Declining Teacher Supply Has Become Problem
Adds costs for school districts in state, some call situation a “crisis.”
In April of this year, a Public Policy Forum report found a drop in the number of classroom teachers both locally and statewide, along with a decline in education majors at area colleges and universities.
How serious is the problem? Could it just be cyclical? According to those on the front lines, including education leaders at institutions of higher learning in the area, there is real cause for concern, both at public and private, traditional and choice schools.
The problem is a national and not local one (reflected in President Barack Obama’s decision to make education one of his top three priorities during his second term), as Dr. Freda Russell notes.
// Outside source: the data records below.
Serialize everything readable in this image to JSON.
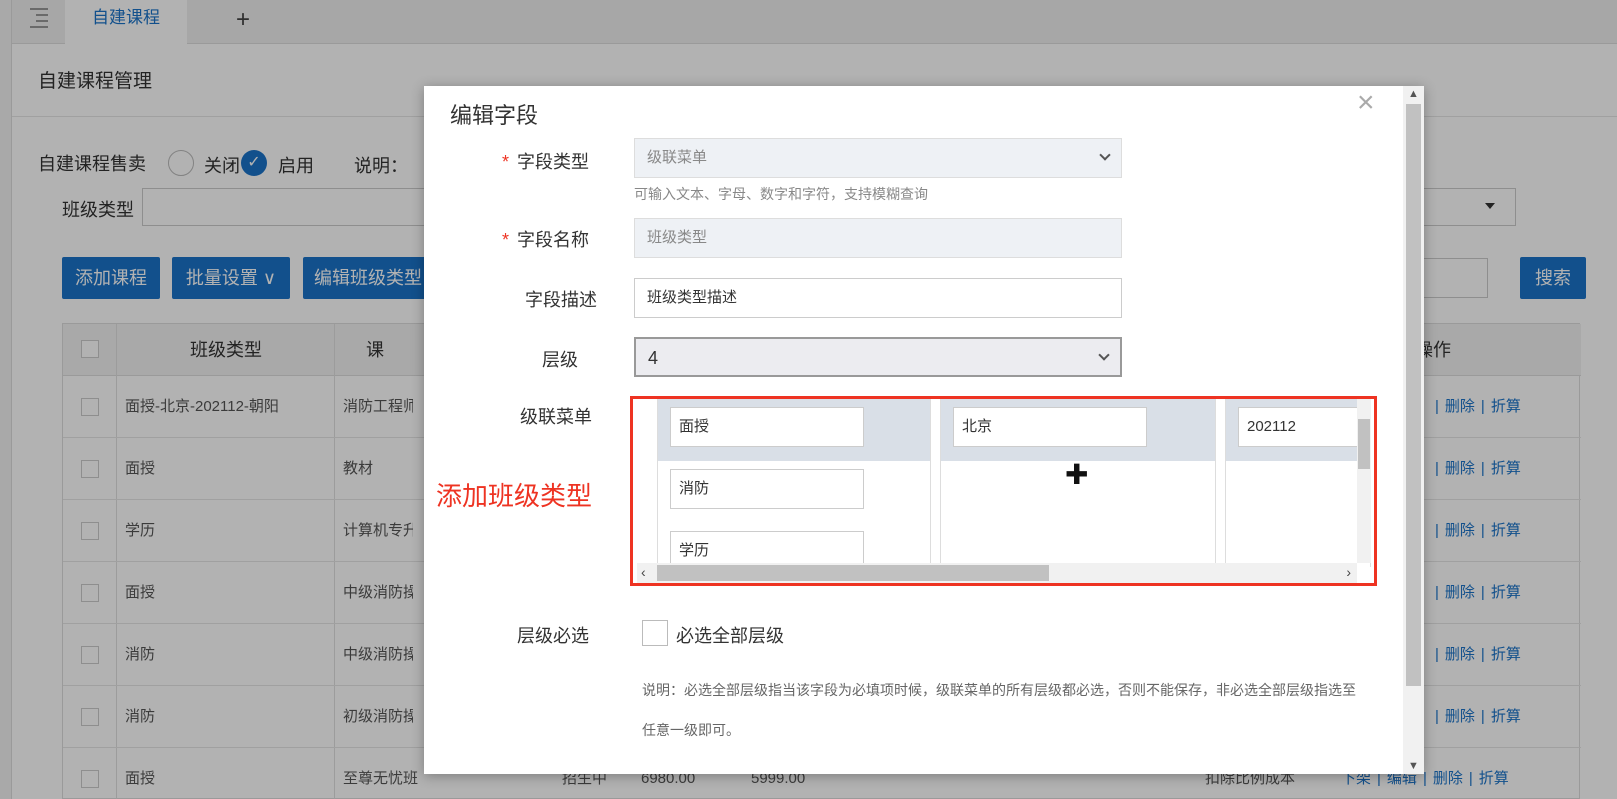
{
  "tabs": {
    "active": "自建课程",
    "add": "+"
  },
  "page": {
    "title": "自建课程管理"
  },
  "sell": {
    "label": "自建课程售卖",
    "off_label": "关闭",
    "on_label": "启用",
    "note_label": "说明："
  },
  "filter": {
    "class_type_label": "班级类型"
  },
  "toolbar": {
    "add_course": "添加课程",
    "batch_settings": "批量设置 ∨",
    "edit_class_type": "编辑班级类型",
    "search": "搜索"
  },
  "table": {
    "headers": {
      "class_type": "班级类型",
      "course": "课",
      "ops": "操作"
    },
    "rows": [
      {
        "class_type": "面授-北京-202112-朝阳",
        "course": "消防工程师"
      },
      {
        "class_type": "面授",
        "course": "教材"
      },
      {
        "class_type": "学历",
        "course": "计算机专升"
      },
      {
        "class_type": "面授",
        "course": "中级消防操"
      },
      {
        "class_type": "消防",
        "course": "中级消防操"
      },
      {
        "class_type": "消防",
        "course": "初级消防操"
      },
      {
        "class_type": "面授",
        "course": "至尊无忧班",
        "status": "招生中",
        "price": "6980.00",
        "sale": "5999.00",
        "cost": "扣除比例成本"
      }
    ],
    "ops": {
      "down": "下架",
      "edit": "编辑",
      "delete": "删除",
      "discount": "折算",
      "sep": "|"
    }
  },
  "modal": {
    "title": "编辑字段",
    "close": "×",
    "field_type_label": "字段类型",
    "field_type_value": "级联菜单",
    "field_type_hint": "可输入文本、字母、数字和字符，支持模糊查询",
    "field_name_label": "字段名称",
    "field_name_value": "班级类型",
    "field_desc_label": "字段描述",
    "field_desc_value": "班级类型描述",
    "level_label": "层级",
    "level_value": "4",
    "cascade_label": "级联菜单",
    "cascade": {
      "col1": [
        "面授",
        "消防",
        "学历"
      ],
      "col2": [
        "北京"
      ],
      "col3": [
        "202112"
      ]
    },
    "required_label": "层级必选",
    "required_check_label": "必选全部层级",
    "explain": "说明：必选全部层级指当该字段为必填项时候，级联菜单的所有层级都必选，否则不能保存，非必选全部层级指选至任意一级即可。"
  },
  "annotation": "添加班级类型",
  "colors": {
    "accent": "#1a73c9",
    "annotation": "#e32222"
  }
}
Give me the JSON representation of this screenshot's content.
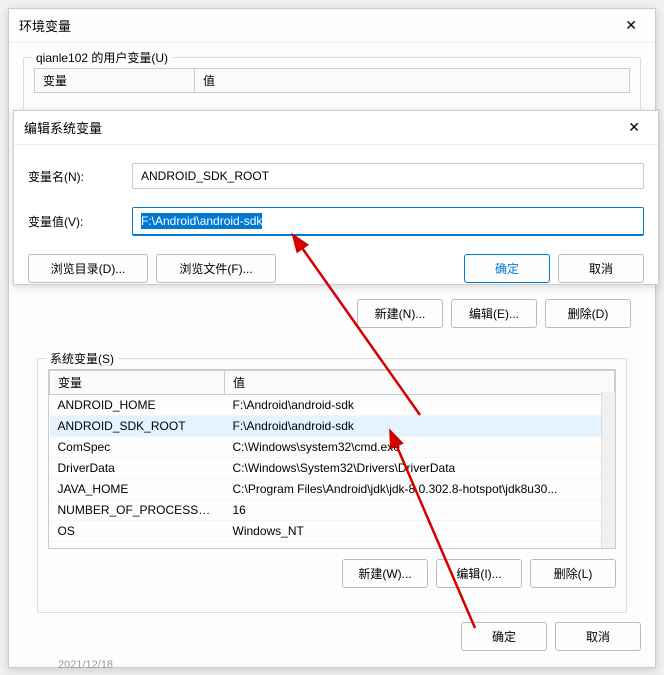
{
  "env_window": {
    "title": "环境变量",
    "user_group_label": "qianle102 的用户变量(U)",
    "sys_group_label": "系统变量(S)",
    "headers": {
      "var": "变量",
      "val": "值"
    },
    "user_buttons": {
      "new": "新建(N)...",
      "edit": "编辑(E)...",
      "del": "删除(D)"
    },
    "sys_buttons": {
      "new": "新建(W)...",
      "edit": "编辑(I)...",
      "del": "删除(L)"
    },
    "ok": "确定",
    "cancel": "取消",
    "sys_vars": [
      {
        "name": "ANDROID_HOME",
        "value": "F:\\Android\\android-sdk"
      },
      {
        "name": "ANDROID_SDK_ROOT",
        "value": "F:\\Android\\android-sdk",
        "selected": true
      },
      {
        "name": "ComSpec",
        "value": "C:\\Windows\\system32\\cmd.exe"
      },
      {
        "name": "DriverData",
        "value": "C:\\Windows\\System32\\Drivers\\DriverData"
      },
      {
        "name": "JAVA_HOME",
        "value": "C:\\Program Files\\Android\\jdk\\jdk-8.0.302.8-hotspot\\jdk8u30..."
      },
      {
        "name": "NUMBER_OF_PROCESSORS",
        "value": "16"
      },
      {
        "name": "OS",
        "value": "Windows_NT"
      }
    ]
  },
  "edit_window": {
    "title": "编辑系统变量",
    "name_label": "变量名(N):",
    "value_label": "变量值(V):",
    "name_value": "ANDROID_SDK_ROOT",
    "value_value": "F:\\Android\\android-sdk",
    "browse_dir": "浏览目录(D)...",
    "browse_file": "浏览文件(F)...",
    "ok": "确定",
    "cancel": "取消"
  },
  "footer_date": "2021/12/18"
}
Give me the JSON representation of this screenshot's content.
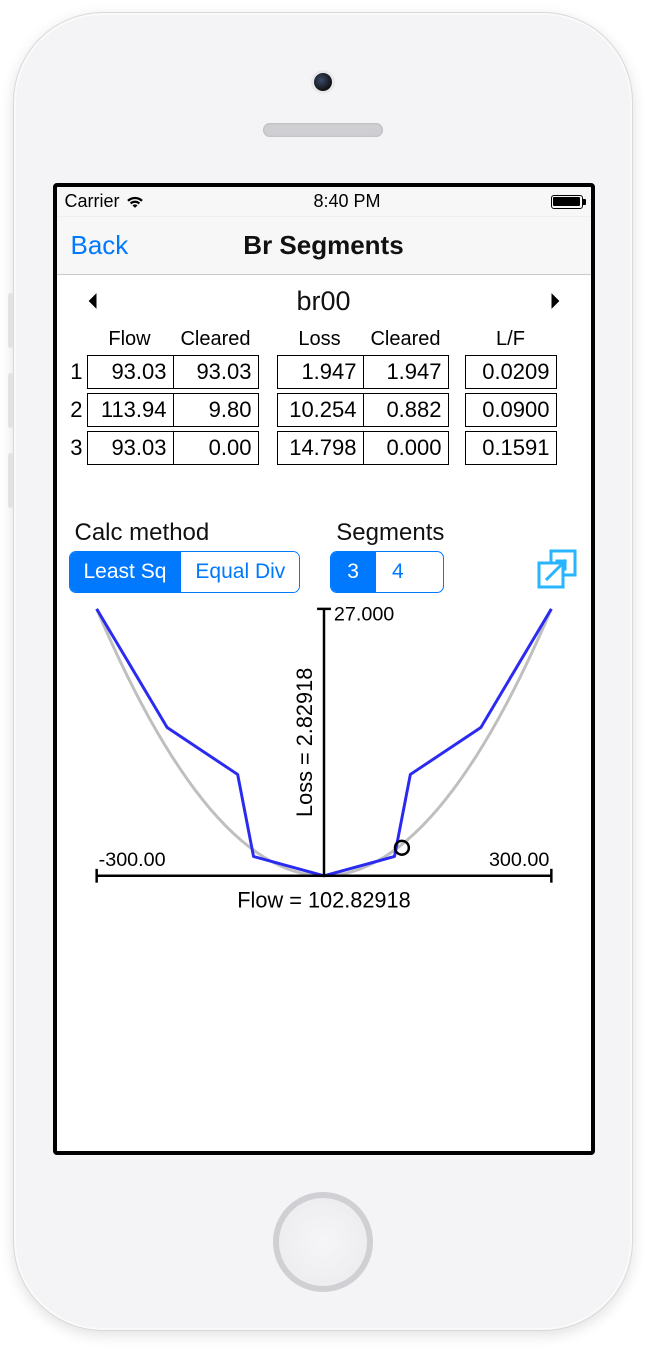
{
  "status": {
    "carrier": "Carrier",
    "time": "8:40 PM"
  },
  "nav": {
    "back": "Back",
    "title": "Br Segments"
  },
  "selector": {
    "name": "br00"
  },
  "table": {
    "headers": {
      "flow": "Flow",
      "cleared1": "Cleared",
      "loss": "Loss",
      "cleared2": "Cleared",
      "lf": "L/F"
    },
    "rows": [
      {
        "n": "1",
        "flow": "93.03",
        "cleared1": "93.03",
        "loss": "1.947",
        "cleared2": "1.947",
        "lf": "0.0209"
      },
      {
        "n": "2",
        "flow": "113.94",
        "cleared1": "9.80",
        "loss": "10.254",
        "cleared2": "0.882",
        "lf": "0.0900"
      },
      {
        "n": "3",
        "flow": "93.03",
        "cleared1": "0.00",
        "loss": "14.798",
        "cleared2": "0.000",
        "lf": "0.1591"
      }
    ]
  },
  "controls": {
    "method_label": "Calc method",
    "method_options": {
      "a": "Least Sq",
      "b": "Equal Div"
    },
    "segments_label": "Segments",
    "segments_options": {
      "a": "3",
      "b": "4"
    }
  },
  "chart_data": {
    "type": "line",
    "title": "",
    "xlabel": "Flow = 102.82918",
    "ylabel": "Loss = 2.82918",
    "xlim": [
      -300,
      300
    ],
    "ylim": [
      0,
      27
    ],
    "x_ticks": [
      "-300.00",
      "300.00"
    ],
    "y_ticks": [
      "27.000"
    ],
    "series": [
      {
        "name": "loss-curve",
        "x": [
          -300,
          -207,
          -113.94,
          -93,
          0,
          93,
          113.94,
          207,
          300
        ],
        "y": [
          27,
          15,
          10.25,
          1.95,
          0,
          1.95,
          10.25,
          15,
          27
        ]
      }
    ],
    "marker": {
      "x": 102.83,
      "y": 2.83
    }
  }
}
Russell, Dean of the College of Education & Leadership at Cardinal Stritch University, calls the growing teacher shortage a crisis. “The large number of retirements combined with the decline in people pursuing a degree in education makes for a long-term disaster,” she says.
Those sentiments are echoed by Dr. William Henk, Dean of the College of Education at Marquette University. Henk sees a bleak situation that is not going to change anytime soon. “The K-12 population has declined, meaning that less kids are graduating from high school which leads to less future teachers,” he explains. “Plus, it is not a profession that resonates with young people like it did before.”
Henk and Russell both note that the profession is not revered in the United States as it is in so many other countries. “Countries without turnover or pipeline issues value teachers as much as doctors,” says Russell. By contrast, Henk notes, “teachers are viewed with suspicion and not as respected as they used to be.”
The classroom itself has changed significantly as well. “Teachers are feeling greater pressure to teach to standardized test content, which makes for a difficult instructional environment for both teachers and students,” contends Dr. Jeremy Page, Assistant Dean of Student Services at UW-Milwaukee’s College of Education. This adds to an environment that makes teaching a very high-stakes profession, which Russell believes is a deterrent to entering the field. Russell and Henk also strongly believe that those considering the profession are turned off by public vilification of teachers.
The Public Policy Forum’s found that there was a “spike” in teachers leaving the profession in Wisconsin after the passage of Act 10, which reduced salaries and benefits. The biggest reason teachers were leaving, the report’s survey of teachers found, was a reduction in compensation: “From low starting salaries, to capped raises, to a lack of opportunity for income growth, teachers indicate they seek higher earnings beyond the classroom.”
The decline in pay and prestige for Wisconsin teachers may explain the most stunning statistic in the PPF study, which found a 49 percent decline in teacher applicants coming to Wisconsin from other states.
The loss of teachers has a cost for school districts, according to Dan Rossmiller, Director of Government Relations for the Wisconsin Association of School Boards. “The cost in recruitment, hiring, and training for a new MPS teacher is $8,500,” he estimates. He adds that the shortage problem is not just confined to metro Milwaukee. “There is a small number of applications for positions that used to attract hundreds,” Rossmiller says. “We are not replacing teachers at the same rate now.”
For Dave Steele, teacher development and retention is a huge concern. Steele is President and CEO of PAVE, or Partners Advancing Values in Education, which helps recruit, train, and support leadership staff in 57 private and charter schools in the metro area. Many of those schools already have a tough time competing for quality teachers. Steele foresees not having enough teachers to fill retirements that are imminent. “This will be extremely challenging for schools and districts with smaller resources and higher needs,” he says.
What’s being done about the problem? Cardinal Stritch, in addition to actively hiring diverse faculty and staff, is one of many area teacher prep programs participating in a marketing and recruiting campaign set to launch later this year. Russell also sees a lot of positives in terms of community partnerships taking place. “The business community is key to a turnaround and when that happens we will see change,” she says.
Steele is encouraged by what Messmer High School is doing: “They went through their budget and put more resources into the classroom.” He hopes more schools do the same, but that of course depends on how much room they have in their budgets to spend more.
Henk points to other strategies. High schools used to have organizations for future teachers, and he believes those should be restored. He would also like to see teacher training become more affordable. Raising teacher salaries might also have to be considered, he suggests. Finally, restoring respect to the profession would help a lot. “We need to get back to teaching as a calling and vocation,” Steele says.
Meanwhile, the reduction in the supply of teachers has been a boon for graduating education majors. Henk believes that all of this year’s Marquette College of Education’s graduates got a teaching job. Page says that for UWM education majors, “prospects for getting a job at or prior to graduation are high and increasing.” Wisconsin is now a seller’s market for teacher candidates.